What to work on:
Every line of the listing that follows must be written out unchanged.

Segment Start: Record excerpts

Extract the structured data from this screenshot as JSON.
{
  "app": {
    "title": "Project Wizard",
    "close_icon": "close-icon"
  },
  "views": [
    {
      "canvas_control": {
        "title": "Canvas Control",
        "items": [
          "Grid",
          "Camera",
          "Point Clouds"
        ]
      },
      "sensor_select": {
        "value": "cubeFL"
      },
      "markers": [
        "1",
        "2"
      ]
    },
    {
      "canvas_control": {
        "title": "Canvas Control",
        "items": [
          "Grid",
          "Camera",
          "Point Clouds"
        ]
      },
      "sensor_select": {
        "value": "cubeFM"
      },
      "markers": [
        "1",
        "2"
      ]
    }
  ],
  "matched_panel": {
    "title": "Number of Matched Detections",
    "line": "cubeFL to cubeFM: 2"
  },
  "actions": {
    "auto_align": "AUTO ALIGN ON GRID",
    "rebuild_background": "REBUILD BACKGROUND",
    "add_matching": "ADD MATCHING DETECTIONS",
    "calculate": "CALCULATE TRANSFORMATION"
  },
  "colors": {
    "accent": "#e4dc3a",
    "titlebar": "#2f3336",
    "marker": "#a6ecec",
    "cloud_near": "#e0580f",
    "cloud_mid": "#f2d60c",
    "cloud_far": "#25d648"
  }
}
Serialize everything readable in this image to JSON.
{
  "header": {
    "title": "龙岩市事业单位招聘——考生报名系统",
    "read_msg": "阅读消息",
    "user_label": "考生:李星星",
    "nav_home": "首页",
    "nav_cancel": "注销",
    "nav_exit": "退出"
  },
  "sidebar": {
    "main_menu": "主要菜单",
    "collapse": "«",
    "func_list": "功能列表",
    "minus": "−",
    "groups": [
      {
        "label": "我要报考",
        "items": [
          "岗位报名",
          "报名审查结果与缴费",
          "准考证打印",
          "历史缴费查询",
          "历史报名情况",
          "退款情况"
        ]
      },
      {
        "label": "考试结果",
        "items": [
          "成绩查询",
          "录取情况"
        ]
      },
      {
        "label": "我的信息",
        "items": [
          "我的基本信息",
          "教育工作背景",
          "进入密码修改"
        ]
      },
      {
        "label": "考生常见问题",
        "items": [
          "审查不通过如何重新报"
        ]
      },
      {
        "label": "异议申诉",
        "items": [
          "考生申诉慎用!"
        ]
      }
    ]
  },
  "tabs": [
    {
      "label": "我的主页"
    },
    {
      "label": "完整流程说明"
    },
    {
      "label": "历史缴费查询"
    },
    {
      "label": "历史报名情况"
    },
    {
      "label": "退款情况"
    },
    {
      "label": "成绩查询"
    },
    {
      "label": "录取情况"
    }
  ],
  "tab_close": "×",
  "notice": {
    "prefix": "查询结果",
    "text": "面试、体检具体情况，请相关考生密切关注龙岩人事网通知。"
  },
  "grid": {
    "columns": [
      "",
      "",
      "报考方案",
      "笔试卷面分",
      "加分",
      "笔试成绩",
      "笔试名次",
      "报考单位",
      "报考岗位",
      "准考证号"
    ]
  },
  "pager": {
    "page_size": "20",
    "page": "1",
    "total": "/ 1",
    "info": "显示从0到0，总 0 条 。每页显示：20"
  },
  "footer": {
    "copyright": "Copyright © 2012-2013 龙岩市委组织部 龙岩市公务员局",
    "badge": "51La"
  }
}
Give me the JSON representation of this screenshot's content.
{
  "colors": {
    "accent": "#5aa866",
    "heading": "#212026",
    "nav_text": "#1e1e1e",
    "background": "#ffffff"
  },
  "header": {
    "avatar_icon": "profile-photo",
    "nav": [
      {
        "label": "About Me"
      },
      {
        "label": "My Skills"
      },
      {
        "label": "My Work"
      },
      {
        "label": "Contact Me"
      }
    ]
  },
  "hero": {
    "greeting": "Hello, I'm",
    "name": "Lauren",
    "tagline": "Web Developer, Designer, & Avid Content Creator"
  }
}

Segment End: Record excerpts

Exercise output:
Extract the structured data from this screenshot as JSON.
{
  "app": {
    "title": "Project Wizard",
    "close_icon": "close-icon"
  },
  "views": [
    {
      "canvas_control": {
        "title": "Canvas Control",
        "items": [
          "Grid",
          "Camera",
          "Point Clouds"
        ]
      },
      "sensor_select": {
        "value": "cubeFL"
      },
      "markers": [
        "1",
        "2"
      ]
    },
    {
      "canvas_control": {
        "title": "Canvas Control",
        "items": [
          "Grid",
          "Camera",
          "Point Clouds"
        ]
      },
      "sensor_select": {
        "value": "cubeFM"
      },
      "markers": [
        "1",
        "2"
      ]
    }
  ],
  "matched_panel": {
    "title": "Number of Matched Detections",
    "line": "cubeFL to cubeFM: 2"
  },
  "actions": {
    "auto_align": "AUTO ALIGN ON GRID",
    "rebuild_background": "REBUILD BACKGROUND",
    "add_matching": "ADD MATCHING DETECTIONS",
    "calculate": "CALCULATE TRANSFORMATION"
  },
  "colors": {
    "accent": "#e4dc3a",
    "titlebar": "#2f3336",
    "marker": "#a6ecec",
    "cloud_near": "#e0580f",
    "cloud_mid": "#f2d60c",
    "cloud_far": "#25d648"
  }
}
Serialize everything readable in this image to JSON.
{
  "header": {
    "title": "龙岩市事业单位招聘——考生报名系统",
    "read_msg": "阅读消息",
    "user_label": "考生:李星星",
    "nav_home": "首页",
    "nav_cancel": "注销",
    "nav_exit": "退出"
  },
  "sidebar": {
    "main_menu": "主要菜单",
    "collapse": "«",
    "func_list": "功能列表",
    "minus": "−",
    "groups": [
      {
        "label": "我要报考",
        "items": [
          "岗位报名",
          "报名审查结果与缴费",
          "准考证打印",
          "历史缴费查询",
          "历史报名情况",
          "退款情况"
        ]
      },
      {
        "label": "考试结果",
        "items": [
          "成绩查询",
          "录取情况"
        ]
      },
      {
        "label": "我的信息",
        "items": [
          "我的基本信息",
          "教育工作背景",
          "进入密码修改"
        ]
      },
      {
        "label": "考生常见问题",
        "items": [
          "审查不通过如何重新报"
        ]
      },
      {
        "label": "异议申诉",
        "items": [
          "考生申诉慎用!"
        ]
      }
    ]
  },
  "tabs": [
    {
      "label": "我的主页"
    },
    {
      "label": "完整流程说明"
    },
    {
      "label": "历史缴费查询"
    },
    {
      "label": "历史报名情况"
    },
    {
      "label": "退款情况"
    },
    {
      "label": "成绩查询"
    },
    {
      "label": "录取情况"
    }
  ],
  "tab_close": "×",
  "notice": {
    "prefix": "查询结果",
    "text": "面试、体检具体情况，请相关考生密切关注龙岩人事网通知。"
  },
  "grid": {
    "columns": [
      "",
      "",
      "报考方案",
      "笔试卷面分",
      "加分",
      "笔试成绩",
      "笔试名次",
      "报考单位",
      "报考岗位",
      "准考证号"
    ]
  },
  "pager": {
    "page_size": "20",
    "page": "1",
    "total": "/ 1",
    "info": "显示从0到0，总 0 条 。每页显示：20"
  },
  "footer": {
    "copyright": "Copyright © 2012-2013 龙岩市委组织部 龙岩市公务员局",
    "badge": "51La"
  }
}
Give me the JSON representation of this screenshot's content.
{
  "colors": {
    "accent": "#5aa866",
    "heading": "#212026",
    "nav_text": "#1e1e1e",
    "background": "#ffffff"
  },
  "header": {
    "avatar_icon": "profile-photo",
    "nav": [
      {
        "label": "About Me"
      },
      {
        "label": "My Skills"
      },
      {
        "label": "My Work"
      },
      {
        "label": "Contact Me"
      }
    ]
  },
  "hero": {
    "greeting": "Hello, I'm",
    "name": "Lauren",
    "tagline": "Web Developer, Designer, & Avid Content Creator"
  }
}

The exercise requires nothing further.